# [TASK OBJECTIVE]
Scan the entries below for the string "value" and copy every line where it turns up.

====== TASK INPUTS

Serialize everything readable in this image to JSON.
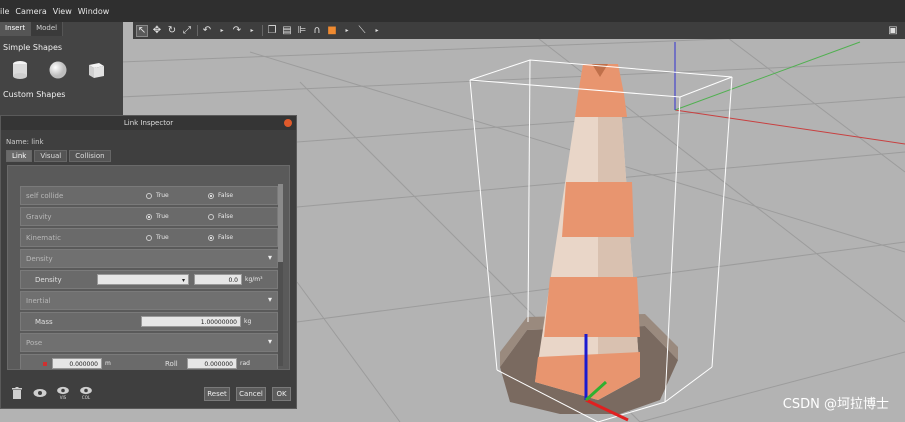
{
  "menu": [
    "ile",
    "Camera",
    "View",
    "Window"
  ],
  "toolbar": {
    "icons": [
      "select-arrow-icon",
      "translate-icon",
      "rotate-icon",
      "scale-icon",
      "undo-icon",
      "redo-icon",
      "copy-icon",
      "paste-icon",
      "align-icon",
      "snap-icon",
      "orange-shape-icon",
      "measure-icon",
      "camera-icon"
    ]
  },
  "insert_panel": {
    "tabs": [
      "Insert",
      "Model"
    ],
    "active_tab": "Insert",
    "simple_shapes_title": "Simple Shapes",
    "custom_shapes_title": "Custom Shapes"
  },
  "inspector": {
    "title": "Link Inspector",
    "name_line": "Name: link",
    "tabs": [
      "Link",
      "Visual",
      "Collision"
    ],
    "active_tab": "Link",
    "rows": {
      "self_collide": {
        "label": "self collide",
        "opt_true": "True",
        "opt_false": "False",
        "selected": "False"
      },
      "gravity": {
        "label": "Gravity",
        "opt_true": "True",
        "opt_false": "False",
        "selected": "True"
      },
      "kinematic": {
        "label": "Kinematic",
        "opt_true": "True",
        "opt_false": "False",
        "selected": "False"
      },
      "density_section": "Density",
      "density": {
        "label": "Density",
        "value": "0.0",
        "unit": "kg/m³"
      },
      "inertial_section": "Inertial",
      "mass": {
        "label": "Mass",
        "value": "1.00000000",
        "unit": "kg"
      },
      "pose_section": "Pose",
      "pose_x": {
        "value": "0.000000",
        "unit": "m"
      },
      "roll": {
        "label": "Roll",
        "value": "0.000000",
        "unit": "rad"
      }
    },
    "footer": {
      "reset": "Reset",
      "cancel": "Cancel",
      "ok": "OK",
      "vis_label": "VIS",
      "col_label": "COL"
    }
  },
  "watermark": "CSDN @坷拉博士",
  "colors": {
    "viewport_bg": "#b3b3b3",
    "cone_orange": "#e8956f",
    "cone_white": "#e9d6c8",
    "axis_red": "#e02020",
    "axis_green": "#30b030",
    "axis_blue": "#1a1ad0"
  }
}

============
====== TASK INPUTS

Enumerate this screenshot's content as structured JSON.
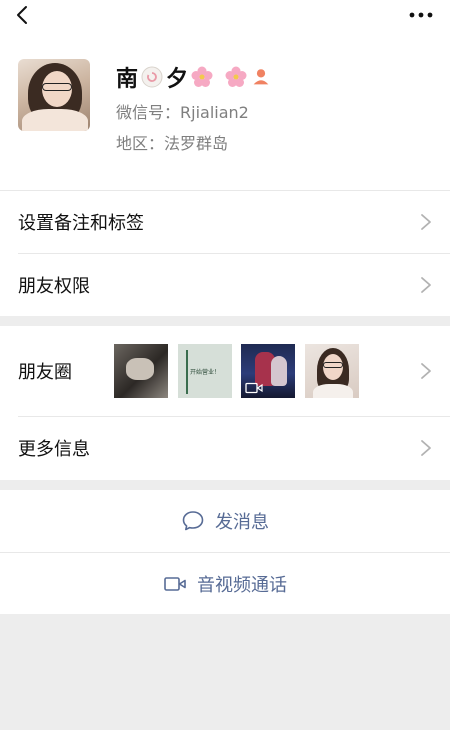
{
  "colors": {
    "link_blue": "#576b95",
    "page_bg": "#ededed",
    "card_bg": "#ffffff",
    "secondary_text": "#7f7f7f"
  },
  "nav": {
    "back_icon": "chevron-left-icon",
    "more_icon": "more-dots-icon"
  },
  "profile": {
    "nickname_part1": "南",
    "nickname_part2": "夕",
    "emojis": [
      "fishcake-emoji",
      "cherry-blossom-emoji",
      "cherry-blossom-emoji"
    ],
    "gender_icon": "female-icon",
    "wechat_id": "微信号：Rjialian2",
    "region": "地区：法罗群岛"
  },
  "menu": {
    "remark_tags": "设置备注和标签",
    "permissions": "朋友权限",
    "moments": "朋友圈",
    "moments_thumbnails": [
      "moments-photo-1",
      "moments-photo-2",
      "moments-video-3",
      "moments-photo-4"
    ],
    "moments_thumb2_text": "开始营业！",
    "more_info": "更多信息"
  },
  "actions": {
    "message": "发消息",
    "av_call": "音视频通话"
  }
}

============

# [FINISHED TASK]
        "value": "0.0",
        "value": "1.00000000",
        "value": "0.000000",
        "value": "0.000000",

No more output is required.